|There are many factors weighing against price rollbacks…|
For manufacturers, there are many factors weighing against price rollbacks:
- A price reduction by one brand (especially the leading brand) is likely to be followed by other brands and price wars are devastating to manufacturers’ bottom lines.
- Commodity market volatility means the cost of goods might go back up.
- In the years before 2007, many manufacturers did not pass on cost-of-good increases, so recent price hikes have additional justification.
- Frequently, only 70%–90% of a price rollback is passed through to consumers.
- Most items are not sensitive enough to changes in price to make a price rollback profitable.
- Trade promotion strategies and tactics must be entirely reworked.
And while price rollbacks may not be a priority for manufacturers, do the same factors hold true for retailers? Be careful what you ask for—as there are frequently overlooked downsides from the retailer’s point of view:
- Manufacturer price rollbacks are market-wide. That is, they don’t result in any competitive advantage for individual retailers.
- Nielsen research shows that for most categories, price rollbacks reduce category dollar sales. Category price sensitivity (usually between -0.30 and -0.70) is much smaller than item-level sensitivity. The bottom-line result is that, for most categories, price rollbacks actually lower total dollar sales.
Pricing process is paramount
Volatility means speed and flexibility are more important than ever. With commodity prices swinging wildly and consumers changing behaviors, it is crucial that the pricing process be on-going rather than sporadic. Constantly updated cost of goods forecasts combined with a data-driven, portfolio-perspective and constant tracking results in a competitive advantage.
|Two key strategies for the current pricing environments…|
Situation drives strategy
The situation for every manufacturer and brand is unique and these situational considerations drive pricing strategy. The brand’s role in the corporate portfolio—current price positioning, category role, price sensitivity, intersection of price and promotion strategy, price thresholds, margin needs—all play an important role in determining the best pricing strategy for a brand.
If a brand is not the category leader, it is typically a price follower and is in much less control of its pricing destiny. Recent exceptions to this are smaller brands and retailer brands that did not lock in high commodities contracts and have more pricing power to steal share from the category leader in the near term. For category leaders, two key strategies for the current pricing environment should be considered:
Scenario #1: If you are the category leader and your competitors are letting you lead pricing in the category, in order to recoup profits, keep prices up as long as possible as long as category sales are not damaged and retailer pressure is manageable.
Scneario #2: If you are the category leader and you believe your competitors will be lowering their prices, maintain leadership by leading the size of the price rollback, but delay it as long as possible because the cost of goods could rise again.
In a time when consumers are fundamentally resetting their priorities, values and behaviors and when commodity prices have fluctuated wildly, it is more important than ever to constantly review pricing choices and the results of pricing actions.
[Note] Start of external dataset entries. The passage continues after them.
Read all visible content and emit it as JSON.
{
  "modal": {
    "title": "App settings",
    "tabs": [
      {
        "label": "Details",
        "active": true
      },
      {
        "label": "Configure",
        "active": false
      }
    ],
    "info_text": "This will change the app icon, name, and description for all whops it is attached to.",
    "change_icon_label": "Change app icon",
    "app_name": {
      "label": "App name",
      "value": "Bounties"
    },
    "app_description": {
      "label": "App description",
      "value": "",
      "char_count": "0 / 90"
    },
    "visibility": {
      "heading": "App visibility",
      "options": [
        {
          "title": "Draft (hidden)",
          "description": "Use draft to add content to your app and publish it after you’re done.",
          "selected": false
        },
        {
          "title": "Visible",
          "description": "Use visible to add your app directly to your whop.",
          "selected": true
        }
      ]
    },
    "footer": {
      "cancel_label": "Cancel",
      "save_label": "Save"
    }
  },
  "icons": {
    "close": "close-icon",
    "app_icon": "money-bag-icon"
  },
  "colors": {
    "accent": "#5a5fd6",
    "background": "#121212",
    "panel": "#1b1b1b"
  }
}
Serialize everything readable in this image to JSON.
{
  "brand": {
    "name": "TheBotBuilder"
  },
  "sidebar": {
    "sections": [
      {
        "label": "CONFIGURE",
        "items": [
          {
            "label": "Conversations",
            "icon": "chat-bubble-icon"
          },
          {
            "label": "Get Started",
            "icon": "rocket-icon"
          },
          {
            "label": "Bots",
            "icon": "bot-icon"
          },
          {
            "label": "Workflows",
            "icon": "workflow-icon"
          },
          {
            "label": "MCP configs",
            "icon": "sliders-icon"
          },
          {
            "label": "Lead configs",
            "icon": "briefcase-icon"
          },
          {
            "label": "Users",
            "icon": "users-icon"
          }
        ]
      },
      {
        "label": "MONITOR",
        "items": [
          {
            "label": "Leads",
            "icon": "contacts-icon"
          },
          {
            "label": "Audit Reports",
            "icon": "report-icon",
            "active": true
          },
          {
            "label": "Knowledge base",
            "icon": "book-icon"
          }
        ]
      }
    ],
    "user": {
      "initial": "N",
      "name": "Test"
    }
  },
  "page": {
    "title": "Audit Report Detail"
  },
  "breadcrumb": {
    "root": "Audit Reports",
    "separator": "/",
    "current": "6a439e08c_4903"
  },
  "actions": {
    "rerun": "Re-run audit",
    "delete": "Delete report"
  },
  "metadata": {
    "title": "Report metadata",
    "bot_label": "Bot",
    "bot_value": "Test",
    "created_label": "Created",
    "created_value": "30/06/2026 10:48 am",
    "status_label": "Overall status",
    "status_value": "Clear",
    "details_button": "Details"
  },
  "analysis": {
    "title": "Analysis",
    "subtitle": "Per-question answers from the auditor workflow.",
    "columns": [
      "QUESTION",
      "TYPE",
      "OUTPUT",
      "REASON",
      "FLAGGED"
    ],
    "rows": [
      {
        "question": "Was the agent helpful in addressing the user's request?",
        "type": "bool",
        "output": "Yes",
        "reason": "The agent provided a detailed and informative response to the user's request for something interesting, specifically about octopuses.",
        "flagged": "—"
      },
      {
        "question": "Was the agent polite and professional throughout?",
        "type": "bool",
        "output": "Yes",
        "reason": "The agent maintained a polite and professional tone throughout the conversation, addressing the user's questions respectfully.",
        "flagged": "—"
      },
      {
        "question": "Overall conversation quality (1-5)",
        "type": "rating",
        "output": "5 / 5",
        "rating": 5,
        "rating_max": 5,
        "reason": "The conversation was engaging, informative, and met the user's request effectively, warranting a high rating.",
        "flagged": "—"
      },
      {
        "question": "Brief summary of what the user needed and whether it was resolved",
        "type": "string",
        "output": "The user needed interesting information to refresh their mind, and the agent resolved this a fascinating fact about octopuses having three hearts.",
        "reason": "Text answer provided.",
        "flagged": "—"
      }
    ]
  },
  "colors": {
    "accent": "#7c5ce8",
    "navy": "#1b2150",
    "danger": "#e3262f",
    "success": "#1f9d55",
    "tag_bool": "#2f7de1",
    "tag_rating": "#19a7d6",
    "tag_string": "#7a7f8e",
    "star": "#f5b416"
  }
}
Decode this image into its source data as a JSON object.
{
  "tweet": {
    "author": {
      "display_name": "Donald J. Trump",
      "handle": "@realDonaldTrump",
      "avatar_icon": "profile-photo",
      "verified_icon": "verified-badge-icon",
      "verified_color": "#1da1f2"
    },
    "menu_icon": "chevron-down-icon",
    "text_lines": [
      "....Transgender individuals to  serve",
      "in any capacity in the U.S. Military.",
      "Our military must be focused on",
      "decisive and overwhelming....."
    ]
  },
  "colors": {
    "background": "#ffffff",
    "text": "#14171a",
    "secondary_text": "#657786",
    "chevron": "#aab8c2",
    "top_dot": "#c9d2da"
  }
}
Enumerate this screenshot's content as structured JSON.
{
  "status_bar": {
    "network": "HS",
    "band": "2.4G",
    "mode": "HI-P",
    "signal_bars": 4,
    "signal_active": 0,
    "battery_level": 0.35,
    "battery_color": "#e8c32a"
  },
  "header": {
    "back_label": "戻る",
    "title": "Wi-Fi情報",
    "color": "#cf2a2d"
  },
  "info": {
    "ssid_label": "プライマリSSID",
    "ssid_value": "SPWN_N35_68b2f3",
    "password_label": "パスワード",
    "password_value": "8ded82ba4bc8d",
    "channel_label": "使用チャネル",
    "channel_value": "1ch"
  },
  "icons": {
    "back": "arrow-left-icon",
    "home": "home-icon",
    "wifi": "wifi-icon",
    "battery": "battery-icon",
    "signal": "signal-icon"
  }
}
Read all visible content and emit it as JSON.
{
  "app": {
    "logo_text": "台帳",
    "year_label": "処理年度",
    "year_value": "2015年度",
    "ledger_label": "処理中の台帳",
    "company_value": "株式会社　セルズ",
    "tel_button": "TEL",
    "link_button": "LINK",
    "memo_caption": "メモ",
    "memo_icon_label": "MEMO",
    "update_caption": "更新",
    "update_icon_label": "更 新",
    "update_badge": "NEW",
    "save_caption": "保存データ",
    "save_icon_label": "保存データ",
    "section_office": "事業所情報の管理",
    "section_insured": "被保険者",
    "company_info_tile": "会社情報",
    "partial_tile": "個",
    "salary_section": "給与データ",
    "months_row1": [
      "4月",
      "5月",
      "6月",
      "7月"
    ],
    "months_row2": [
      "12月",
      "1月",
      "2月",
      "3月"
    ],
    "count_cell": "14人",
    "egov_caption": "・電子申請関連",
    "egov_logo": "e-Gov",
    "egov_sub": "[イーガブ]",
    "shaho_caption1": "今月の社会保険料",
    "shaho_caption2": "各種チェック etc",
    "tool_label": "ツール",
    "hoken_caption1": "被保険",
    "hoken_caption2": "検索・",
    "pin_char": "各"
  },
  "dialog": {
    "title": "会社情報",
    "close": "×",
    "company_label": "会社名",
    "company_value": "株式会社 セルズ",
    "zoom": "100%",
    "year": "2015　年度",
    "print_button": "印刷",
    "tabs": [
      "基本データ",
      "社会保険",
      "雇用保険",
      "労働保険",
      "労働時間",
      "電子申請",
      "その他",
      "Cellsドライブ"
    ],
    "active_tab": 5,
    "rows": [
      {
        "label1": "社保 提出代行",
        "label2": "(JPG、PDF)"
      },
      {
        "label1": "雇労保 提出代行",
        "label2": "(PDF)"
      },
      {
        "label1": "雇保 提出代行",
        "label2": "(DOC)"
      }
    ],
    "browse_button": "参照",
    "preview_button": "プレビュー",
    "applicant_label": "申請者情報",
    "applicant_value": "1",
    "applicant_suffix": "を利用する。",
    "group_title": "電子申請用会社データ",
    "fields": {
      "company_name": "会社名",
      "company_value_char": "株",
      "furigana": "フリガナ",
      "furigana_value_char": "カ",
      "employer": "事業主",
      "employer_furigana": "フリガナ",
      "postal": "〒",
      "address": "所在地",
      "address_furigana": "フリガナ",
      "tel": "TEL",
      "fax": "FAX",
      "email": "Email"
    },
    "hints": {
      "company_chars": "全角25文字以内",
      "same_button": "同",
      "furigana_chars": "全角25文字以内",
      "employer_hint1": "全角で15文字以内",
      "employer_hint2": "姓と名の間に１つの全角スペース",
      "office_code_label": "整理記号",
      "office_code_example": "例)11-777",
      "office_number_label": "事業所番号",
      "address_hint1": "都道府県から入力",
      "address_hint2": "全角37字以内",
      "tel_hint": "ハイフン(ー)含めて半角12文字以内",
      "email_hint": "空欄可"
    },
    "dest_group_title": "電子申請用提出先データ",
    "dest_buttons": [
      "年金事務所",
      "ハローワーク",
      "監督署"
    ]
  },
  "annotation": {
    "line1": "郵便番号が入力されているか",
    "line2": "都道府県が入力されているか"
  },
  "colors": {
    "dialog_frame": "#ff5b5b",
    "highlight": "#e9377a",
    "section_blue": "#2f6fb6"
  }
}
Price rollbacks may be implemented in 2009 as commodities contracts expire and if costs don’t re-inflate. In this scenario, the winner would be neither the manufacturer nor the retailer, but rather the consumer instead.